The government has announced a hike in the minimum support price or the government’s procurement price for monsoon and winter crops for 2021-’22. But farmers have been demanding implementation of the MS Swaminathan Committee’s recommendation of a “C2+50%” formula to calculate MSPs – 50% more than the weighted average cost of production, which includes the imputed cost of capital and rent for even self-owned land for cultivation.

The 2019 report found that awareness about minimum support price among agricultural households was mostly low for various crops grown. Awareness of the minimum support price for rice was usually the highest. In the January to June 2019 period, while 53% of households were aware of the paddy minimum support price, nearly 22% did not sell to a procurement agency.

“Households being unaware of minimum support price is due to state variation [in crop procurement],” said Ramanjanyelu. The subsidy provided for crops varies in states and so while announcing a hike is one thing, ensuring procurement is another matter, he added.

Swaminathan added that awareness about minimum support price is linked to procurement and governments have to commit to providing minimum support price. “If it works well for a particular crop, there seems to be higher awareness,” she said. “We cannot leave procurement and price realisation entirely to private markets.”

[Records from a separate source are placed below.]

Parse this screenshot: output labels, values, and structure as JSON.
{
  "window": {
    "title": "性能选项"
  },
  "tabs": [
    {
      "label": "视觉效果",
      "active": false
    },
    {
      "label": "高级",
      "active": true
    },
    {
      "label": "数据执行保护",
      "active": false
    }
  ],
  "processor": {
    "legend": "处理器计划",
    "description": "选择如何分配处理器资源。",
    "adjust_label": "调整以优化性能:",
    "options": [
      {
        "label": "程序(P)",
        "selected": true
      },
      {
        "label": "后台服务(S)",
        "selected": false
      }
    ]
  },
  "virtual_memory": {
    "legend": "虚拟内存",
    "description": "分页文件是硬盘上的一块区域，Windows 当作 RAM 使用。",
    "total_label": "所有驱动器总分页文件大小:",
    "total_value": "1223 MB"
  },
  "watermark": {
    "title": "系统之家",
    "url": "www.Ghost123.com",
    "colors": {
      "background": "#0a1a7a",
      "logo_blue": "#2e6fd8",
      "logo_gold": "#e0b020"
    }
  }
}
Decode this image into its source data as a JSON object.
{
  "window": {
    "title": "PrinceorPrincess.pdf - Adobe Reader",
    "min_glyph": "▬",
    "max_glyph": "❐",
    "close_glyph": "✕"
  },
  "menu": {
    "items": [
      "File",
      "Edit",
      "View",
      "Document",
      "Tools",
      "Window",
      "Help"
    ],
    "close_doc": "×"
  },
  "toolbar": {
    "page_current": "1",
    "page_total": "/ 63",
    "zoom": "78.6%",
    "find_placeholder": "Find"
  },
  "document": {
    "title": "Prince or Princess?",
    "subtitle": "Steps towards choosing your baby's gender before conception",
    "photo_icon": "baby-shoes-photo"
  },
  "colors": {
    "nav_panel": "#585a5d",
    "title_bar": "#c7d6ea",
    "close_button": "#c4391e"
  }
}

A February analysis by Prankur Gupta, Reetika Khera and Sudha Narayanan concluded that minimum support price and procurement must consider the “changed geography of procurement and the profile of sellers, and recognise the diversity of experiences relating to procurement across states”.

There were problems in marketing in the first Covid-19 lockdown that affected farmers who grow for distant markets needing traders and transport, but small farmers selling in local markets revived faster than others, said Purushottaman, based on her conversations with farmers in Karnataka and Madhya Pradesh.

But increased cost of cultivation, price rise due to inflation and pandemic-related economic distress will have an impact on farmers’ income. “With the pandemic, much of the income has come from cultivation and livestock, and other sources were lost,” said Ramanjaneyulu.

The government must decide on a long-term plan to deal with protesting farmers from Punjab and Haryana, and ideally, ensure that procurement is done equitably, and in a decentralised manner within states, he added.

This article first appeared on IndiaSpend, a data-driven and public-interest journalism non-profit.